Friday, September 18, 2009
Past 1AM, Sunday 6 Sept,09. The loud whirling wind, ominous of an impending storm jolted my husband and I from our sweet slumbers.
Both of us bolted from the bed, sleepy-eyed,in auto mode to close the windows. The house seemed to shake and the rain was beginning to lash into the room. Trees were wheezing in the howling wind.
Out of the blue, a silvery bolt struck - we glimpsed a lightning streak of light zap past outide the windows.
Instantly - a crash thundered and we were plunged into total darkness. GAWD! We scanned hard but nothing seemed visible for any tell-tale sign.
We reached out for the standby slender emergency lamp and dialled TNB ( Tenaga Nasional Berhad). Hubby reported a storm had cut off the neighbourhood's entire power supply. They promised to act upon it.

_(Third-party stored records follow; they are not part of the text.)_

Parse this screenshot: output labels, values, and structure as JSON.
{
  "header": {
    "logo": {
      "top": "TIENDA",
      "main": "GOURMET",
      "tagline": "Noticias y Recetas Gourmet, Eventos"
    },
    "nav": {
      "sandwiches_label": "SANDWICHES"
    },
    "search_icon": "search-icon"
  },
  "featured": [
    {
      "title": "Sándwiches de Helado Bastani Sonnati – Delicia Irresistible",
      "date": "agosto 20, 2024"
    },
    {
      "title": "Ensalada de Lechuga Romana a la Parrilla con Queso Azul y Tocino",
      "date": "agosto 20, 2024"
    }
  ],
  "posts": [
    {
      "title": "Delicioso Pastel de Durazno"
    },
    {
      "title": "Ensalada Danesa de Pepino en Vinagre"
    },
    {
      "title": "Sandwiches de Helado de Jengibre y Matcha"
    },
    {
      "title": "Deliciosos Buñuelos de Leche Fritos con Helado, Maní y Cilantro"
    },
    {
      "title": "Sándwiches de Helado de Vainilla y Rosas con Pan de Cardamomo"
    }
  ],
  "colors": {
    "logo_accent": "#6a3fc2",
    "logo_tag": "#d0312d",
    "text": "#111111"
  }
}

Nothing to do about it, amidst rain and all. So back to sleep,tho intermittent. Luckily the mozzies were not active. Was it the sudden coolness of the air?
8 am - lo and behold! - looking out of our balcony, just out of the corner of our eyes, we were STUMPED - an old tree, well over 30 years had uprooted and lain across the road at the bend, lamp posts- cracked and snapped in parts were down , telephone wires were loosely hanging among trees,broken branches, and the green mess of leaves, wet and dishevelled on the road.
By then, curious residents with their children had come to check out the scene of destruction. What was on everyone's mind? Gratitude. No one was hurt. Thank God! I saw the parents took pains to talk about the incident.
What made the tree succumb to the freak storm? It seemed so old and strong. Someone said it was probably white ants at work. I didn't see any signs of termite activity as I had regularly tried to exterminate the big red ants that made their nests there. I was rather shocked to see there were hardly any roots yanked off. Obviously the long taproot of the pongamia pinnata which should have developed didn't.
10 am - men and machines moved in to tackle the mess. The whining and whirring of the chain saws began. Human voices rose above the machines shouting instructions. The backhoe scooped the cut logs mightily and dumped them into the lorries. Coping with the trail of destruction is heavy toil. Made me wonder of calamities that happen and brave rescuers put their hearts and souls to be the best they can be, on land, sea or air. I must say they worked hard, methodically tackling the tree - chunk by chunk. And the entire wreckage was hauled away in 2 lorries within 2 hours.
I took the opportunity to record the demise of a towering grand old tree, the pongamia pinnata ( Indian beech tree) , a deciduous legume tree. At the same time, I got to talk to the supervisor of City Hall workers my concern about some over-arching trees that lean so precariously further down the road. Some of the trees seem to have a poor root system. I was like a prophet of doom but best to ring the alarm bells before calamity strikes.
Now the hole is vacant, the drain cracked - near where the tree last stood. A week later,I was at a Gardening Soc talk and the vice -president, Dr Tan informed the members that a few saplings of the gnetum gnenom ( meninjau ) were on sale.I paid RM 10.00 for 2 really small ones in the polybag. I can't wait to transplant them in the ground. Well nurtured, they will grow to 15 metres tall.
I was told it is rather fast growing; the fruit is edible and the seed roasted, flattened, dried and fried makes the empeng crackers.
Keeping my fingers crosssed. Patience will be a virtue as I nurture this new plant. The wait begins...